Melasma is difficult to treat. The patches sometimes go away, or at least fade, on their own. That’s more likely to happen if they developed during pregnancy or after starting birth control pills. For many people, however, the condition is chronic. Even if you treat it successfully, the patches may come back.
For the best results, seek treatment ASAP. It’s harder to fade melasma patches if you’ve had them for years. Before suggesting treatment options, your dermatologist will confirm that the brown patches on your face are in fact melasma and not another skin condition.
There is no one melasma treatment that works for everyone. Your dermatologist will likely recommend a combination of treatments as part of a custom management plan that’s based on your skin type, your melasma triggers and the depth of your skin patches. Avoiding sun exposure is critical.
Hydroquinone, a topical skin-lightening medication, is one of the most common treatments for melasma. Over-the-counter 2% hydroquinone products are available, as are stronger prescription versions. However, hydroquinone can’t be used long term because it may eventually cause a bluish discoloration of the skin called ochronosis.
Hydroquinone is often prescribed together with tretinoin (Retin-A) and a mild corticosteroid. The combination works better than hydroquinone alone. It’s available as a melasma cream that’s sometimes referred to as triple treatment cream.
Tretinoin plus a steroid
If you have dark skin, your doctor might prescribe topical tretinoin and a topical steroid, leaving out the hydroquinone.
Extremely stubborn melasma may respond to skin-brightening tranexamic acid, which is available in topical and oral forms.
Vitamin C and other acids
Gentler topicals that may be used to fade melasma patches include vitamin C (ascorbic acid), azelaic acid and kojic acid.
If other treatments deliver so-so results, your dermatologist may suggest adding one of several in-office treatments to remove excess pigment and/or increase skin cell turnover. Options include microneedling, a chemical peel or a laser treatment.
If you go the chemical peel or laser route, it’s important to see a board-certified dermatologist or a licensed aesthetician who has experience treating melasma.

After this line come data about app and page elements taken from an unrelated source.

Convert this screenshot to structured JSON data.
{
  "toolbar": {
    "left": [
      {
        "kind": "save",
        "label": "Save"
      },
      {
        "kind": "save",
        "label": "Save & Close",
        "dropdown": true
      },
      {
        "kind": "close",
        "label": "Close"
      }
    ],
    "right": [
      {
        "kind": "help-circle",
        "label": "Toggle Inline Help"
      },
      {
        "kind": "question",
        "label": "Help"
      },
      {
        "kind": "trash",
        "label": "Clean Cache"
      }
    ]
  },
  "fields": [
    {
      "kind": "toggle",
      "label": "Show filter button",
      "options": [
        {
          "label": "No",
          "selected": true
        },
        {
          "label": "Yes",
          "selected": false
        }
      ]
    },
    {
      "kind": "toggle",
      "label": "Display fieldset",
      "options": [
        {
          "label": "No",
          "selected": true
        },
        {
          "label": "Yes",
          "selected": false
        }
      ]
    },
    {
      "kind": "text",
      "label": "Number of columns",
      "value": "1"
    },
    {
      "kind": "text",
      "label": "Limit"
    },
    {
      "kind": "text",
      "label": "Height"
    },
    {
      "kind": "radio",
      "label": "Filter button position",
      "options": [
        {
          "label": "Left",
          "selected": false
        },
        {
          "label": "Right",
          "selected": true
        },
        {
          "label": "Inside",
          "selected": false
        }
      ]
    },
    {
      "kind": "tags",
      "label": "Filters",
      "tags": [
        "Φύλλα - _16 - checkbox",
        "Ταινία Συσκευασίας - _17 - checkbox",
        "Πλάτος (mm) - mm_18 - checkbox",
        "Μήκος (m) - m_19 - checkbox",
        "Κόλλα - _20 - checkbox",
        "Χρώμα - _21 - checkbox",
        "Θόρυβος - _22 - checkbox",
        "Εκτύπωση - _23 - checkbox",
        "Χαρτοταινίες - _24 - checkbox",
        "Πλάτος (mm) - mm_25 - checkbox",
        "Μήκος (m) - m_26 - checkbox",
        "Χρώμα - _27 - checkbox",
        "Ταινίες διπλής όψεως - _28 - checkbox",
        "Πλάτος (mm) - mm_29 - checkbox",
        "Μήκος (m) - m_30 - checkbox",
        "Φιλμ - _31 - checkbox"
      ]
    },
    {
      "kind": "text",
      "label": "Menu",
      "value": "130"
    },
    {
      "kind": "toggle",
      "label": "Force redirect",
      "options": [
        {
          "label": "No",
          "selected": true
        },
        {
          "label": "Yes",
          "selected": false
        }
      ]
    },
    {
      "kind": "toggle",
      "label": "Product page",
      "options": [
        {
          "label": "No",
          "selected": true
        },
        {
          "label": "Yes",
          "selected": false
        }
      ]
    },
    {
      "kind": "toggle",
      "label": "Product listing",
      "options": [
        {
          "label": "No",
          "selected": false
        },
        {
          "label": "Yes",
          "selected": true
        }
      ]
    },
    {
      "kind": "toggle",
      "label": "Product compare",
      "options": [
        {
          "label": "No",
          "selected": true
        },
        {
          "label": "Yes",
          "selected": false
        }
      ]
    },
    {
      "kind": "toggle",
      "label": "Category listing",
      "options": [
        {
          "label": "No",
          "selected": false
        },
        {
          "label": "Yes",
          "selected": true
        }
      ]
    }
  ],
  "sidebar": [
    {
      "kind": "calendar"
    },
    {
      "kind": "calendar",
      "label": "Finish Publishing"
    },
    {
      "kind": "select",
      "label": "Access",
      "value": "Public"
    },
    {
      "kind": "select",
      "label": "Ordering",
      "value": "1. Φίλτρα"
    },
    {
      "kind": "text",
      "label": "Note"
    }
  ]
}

Peels that use strong acids can cause more brown patches, as can some laser therapies.
The one thing everyone with melasma should do is apply sunscreen liberally. Use a broad-spectrum sunscreen with an SPF of at least 30. Many dermatologists recommend choosing a mineral sunscreen rather than a chemical sunscreen. Try a tinted mineral sunscreen. The iron oxide helps to block blue light from cell phone and computer screens, which could contribute to skin discoloration.
Book a consultation today to get your melasma treatment started.
Medically reviewed by Jeriel Weitz, DO
Written by Jessica Brown, a health and science writer/editor based in Nanuet, New York. She has written for Water’s Edge Dermatology, Prevention magazine, jnj.com, BCRF.org, and many other outlets.